The US Marine Corps’ (USMC’s) Sikorsky CH-53K King Stallion heavy-lift helicopter flew its first mission on 5 September, retrieving a downed MH-60S Knighthawk utility helicopter sitting on a high-altitude ridge near the California-Nevada border.

The two-day operation was the “first official fleet mission” for the helicopter, which is undergoing initial operational test and evaluation about 239nm (443km) south at Marine Corps Air Ground Combat Centre in Twentynine Palms, California, the USMC said on 9 September.

The US Navy (USN) MH-60S suffered a hard landing on rugged ground near Mount Hogue, California in July during a search and rescue mission for a lost hiker. The helicopter’s four crew were rescued the following day without injury.

Other nearby USN, USMC and US Army helicopters lacked sufficient lift to remove the 6,895kg (15,200lb) MH-60S without the helicopter being extensively disassembled first, says the USMC. The CH-53K can lift loads up to 12,250kg over a mission radius of 110nm.

The location of the downed helicopter – at an elevation of 3,657m (12,000ft) – also was challenging. The CH-53K is designed to maintain performance in high-altitude and hot environments, conditions that often degrade a helicopter’s flight capabilities. Those “high and hot” abilities are partially a response to challenging conditions faced by the USMC in the rugged mountains of Afghanistan.
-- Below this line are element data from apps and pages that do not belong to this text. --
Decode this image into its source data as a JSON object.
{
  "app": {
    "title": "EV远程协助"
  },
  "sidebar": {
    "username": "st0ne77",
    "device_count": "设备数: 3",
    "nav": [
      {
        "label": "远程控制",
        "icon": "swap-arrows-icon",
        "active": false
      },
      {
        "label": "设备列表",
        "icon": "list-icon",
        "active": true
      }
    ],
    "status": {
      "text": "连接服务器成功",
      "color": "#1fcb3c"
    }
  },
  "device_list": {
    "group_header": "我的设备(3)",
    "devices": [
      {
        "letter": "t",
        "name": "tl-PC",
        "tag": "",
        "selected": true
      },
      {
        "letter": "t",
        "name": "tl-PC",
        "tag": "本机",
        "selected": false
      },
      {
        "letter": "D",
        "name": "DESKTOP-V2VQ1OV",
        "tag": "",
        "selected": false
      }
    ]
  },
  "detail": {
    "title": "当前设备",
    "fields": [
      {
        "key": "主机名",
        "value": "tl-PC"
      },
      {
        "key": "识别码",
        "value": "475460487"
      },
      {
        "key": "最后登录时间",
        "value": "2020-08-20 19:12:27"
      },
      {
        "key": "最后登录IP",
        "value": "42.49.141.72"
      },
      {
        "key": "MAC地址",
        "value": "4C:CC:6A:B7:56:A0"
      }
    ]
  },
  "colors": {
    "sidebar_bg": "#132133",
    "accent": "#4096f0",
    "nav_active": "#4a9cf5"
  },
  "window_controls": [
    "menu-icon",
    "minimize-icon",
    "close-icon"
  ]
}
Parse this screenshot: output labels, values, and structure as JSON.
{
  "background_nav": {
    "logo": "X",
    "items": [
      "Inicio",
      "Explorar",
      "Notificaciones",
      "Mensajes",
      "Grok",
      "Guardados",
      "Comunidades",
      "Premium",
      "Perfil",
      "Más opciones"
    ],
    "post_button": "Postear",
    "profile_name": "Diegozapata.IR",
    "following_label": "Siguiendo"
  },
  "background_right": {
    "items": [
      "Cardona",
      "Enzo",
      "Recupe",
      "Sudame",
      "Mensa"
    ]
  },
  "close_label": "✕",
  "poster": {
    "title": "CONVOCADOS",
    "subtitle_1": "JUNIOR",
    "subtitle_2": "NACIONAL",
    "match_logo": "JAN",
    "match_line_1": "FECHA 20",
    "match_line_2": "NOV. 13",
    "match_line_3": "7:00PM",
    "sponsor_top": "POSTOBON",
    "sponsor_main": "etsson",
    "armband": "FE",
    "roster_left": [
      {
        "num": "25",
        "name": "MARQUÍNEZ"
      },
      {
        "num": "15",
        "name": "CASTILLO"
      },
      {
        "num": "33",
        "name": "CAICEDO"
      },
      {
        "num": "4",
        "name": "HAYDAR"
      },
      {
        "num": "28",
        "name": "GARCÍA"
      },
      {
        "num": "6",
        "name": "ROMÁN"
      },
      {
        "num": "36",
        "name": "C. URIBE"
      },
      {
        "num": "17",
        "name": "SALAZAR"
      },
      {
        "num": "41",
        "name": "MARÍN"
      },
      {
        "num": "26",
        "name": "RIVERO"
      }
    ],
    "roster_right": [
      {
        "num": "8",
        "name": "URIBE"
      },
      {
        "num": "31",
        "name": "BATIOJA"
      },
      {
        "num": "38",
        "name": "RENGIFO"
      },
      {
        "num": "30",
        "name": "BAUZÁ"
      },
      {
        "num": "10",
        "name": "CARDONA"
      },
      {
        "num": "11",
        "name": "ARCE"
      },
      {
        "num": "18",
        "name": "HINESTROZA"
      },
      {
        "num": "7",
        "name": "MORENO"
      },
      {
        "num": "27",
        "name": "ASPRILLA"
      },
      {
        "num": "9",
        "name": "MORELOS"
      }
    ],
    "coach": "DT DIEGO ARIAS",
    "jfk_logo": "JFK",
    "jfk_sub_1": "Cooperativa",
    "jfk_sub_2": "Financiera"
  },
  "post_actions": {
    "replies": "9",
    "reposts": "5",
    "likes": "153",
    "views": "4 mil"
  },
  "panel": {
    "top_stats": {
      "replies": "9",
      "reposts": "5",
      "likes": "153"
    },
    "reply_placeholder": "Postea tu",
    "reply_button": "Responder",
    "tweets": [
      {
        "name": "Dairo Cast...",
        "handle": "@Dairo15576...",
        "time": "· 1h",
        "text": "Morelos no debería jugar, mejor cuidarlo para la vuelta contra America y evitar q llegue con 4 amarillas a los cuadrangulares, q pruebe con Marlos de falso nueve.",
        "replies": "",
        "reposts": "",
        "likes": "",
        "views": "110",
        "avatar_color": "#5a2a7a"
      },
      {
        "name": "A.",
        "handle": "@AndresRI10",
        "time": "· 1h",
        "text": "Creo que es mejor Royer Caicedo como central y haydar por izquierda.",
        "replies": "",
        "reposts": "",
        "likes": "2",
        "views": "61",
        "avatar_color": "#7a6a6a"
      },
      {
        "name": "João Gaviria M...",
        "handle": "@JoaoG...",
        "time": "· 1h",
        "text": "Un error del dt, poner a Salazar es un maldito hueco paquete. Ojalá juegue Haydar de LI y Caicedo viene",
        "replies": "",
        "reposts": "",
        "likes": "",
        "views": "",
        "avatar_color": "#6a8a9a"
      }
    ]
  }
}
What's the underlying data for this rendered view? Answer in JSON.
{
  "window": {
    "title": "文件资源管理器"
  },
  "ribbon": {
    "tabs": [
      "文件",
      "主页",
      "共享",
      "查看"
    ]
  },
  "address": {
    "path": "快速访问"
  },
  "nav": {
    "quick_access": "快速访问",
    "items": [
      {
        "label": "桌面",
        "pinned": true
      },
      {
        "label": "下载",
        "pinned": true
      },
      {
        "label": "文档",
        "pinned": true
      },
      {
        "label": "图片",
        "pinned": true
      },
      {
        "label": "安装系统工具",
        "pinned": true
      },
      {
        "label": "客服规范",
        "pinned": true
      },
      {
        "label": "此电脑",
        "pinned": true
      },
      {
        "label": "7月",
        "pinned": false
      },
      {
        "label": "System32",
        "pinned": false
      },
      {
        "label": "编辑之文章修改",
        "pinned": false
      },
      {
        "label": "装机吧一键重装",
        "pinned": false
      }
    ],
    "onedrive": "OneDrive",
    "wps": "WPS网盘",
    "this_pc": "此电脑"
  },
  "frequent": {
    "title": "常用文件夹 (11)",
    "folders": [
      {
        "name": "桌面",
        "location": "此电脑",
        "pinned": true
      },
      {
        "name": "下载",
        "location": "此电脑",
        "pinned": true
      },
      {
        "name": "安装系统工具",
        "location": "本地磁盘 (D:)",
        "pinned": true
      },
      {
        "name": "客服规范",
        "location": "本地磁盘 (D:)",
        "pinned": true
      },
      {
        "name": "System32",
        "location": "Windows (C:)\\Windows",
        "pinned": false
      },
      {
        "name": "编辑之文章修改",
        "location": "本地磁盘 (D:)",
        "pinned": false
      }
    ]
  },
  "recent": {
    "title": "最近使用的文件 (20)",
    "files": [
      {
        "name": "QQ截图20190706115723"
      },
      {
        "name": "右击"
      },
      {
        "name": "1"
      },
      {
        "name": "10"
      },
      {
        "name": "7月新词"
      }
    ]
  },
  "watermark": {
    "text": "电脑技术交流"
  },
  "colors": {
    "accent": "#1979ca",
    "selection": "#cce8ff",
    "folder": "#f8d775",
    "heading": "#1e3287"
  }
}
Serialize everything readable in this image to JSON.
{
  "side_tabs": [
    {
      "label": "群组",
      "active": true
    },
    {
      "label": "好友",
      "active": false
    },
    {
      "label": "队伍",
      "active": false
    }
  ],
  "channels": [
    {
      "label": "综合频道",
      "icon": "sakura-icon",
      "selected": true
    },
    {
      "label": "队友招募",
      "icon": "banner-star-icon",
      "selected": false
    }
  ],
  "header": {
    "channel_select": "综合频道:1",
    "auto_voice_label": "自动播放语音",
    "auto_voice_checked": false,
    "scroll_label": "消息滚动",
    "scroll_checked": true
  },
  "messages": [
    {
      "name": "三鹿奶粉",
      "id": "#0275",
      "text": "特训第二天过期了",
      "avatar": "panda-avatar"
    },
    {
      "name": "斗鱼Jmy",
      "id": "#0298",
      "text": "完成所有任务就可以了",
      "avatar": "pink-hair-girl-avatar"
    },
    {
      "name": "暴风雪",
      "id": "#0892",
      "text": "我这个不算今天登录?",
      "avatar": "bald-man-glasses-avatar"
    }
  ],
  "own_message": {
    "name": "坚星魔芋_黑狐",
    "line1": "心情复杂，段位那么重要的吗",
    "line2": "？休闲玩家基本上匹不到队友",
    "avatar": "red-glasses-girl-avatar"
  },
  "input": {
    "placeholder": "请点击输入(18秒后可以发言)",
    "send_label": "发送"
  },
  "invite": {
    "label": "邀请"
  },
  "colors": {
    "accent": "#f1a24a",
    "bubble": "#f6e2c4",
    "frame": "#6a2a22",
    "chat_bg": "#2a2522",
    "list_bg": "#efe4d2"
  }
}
The King Stallion gets its lifting capacity from three GE Aviation T408 turboshafts, rated at 7,500shp (5,520kW) each. The USMC says the high-altitude recovery mission, a 23nm airlift from Mount Hogue to Eastern Sierra regional airport in Bishop, California, was a good demonstration of the helicopter’s abilities.

“This is exactly what the K is made to do,” says Lieutenant Colonel Luke Frank, CH-53K detachment officer with Marine Operational Test and Evaluation Squadron One. “Heavy lift is a unique and invaluable mission for the Marine Corps. Horsepower is our weapon system and the CH-53K is armed to the teeth.”

The CH-53K is to replace the USMC’s ageing CH-53E Super Stallion as a transport for troops and heavy equipment, such as artillery or light-armoured vehicles, during amphibious assaults. It is intended to operate from aircraft carriers and amphibious assault ships.

The service has a 200-aircraft programme of record for the CH-53K. However, the USMC indicated in 2020 it may buy one-third fewer examples, freeing money for other priorities like anti-ship missiles.

Israel was cleared by the US Department of State in July to become the first international customer of the CH-53K, with approval given for the country to buy 18 examples of the helicopter.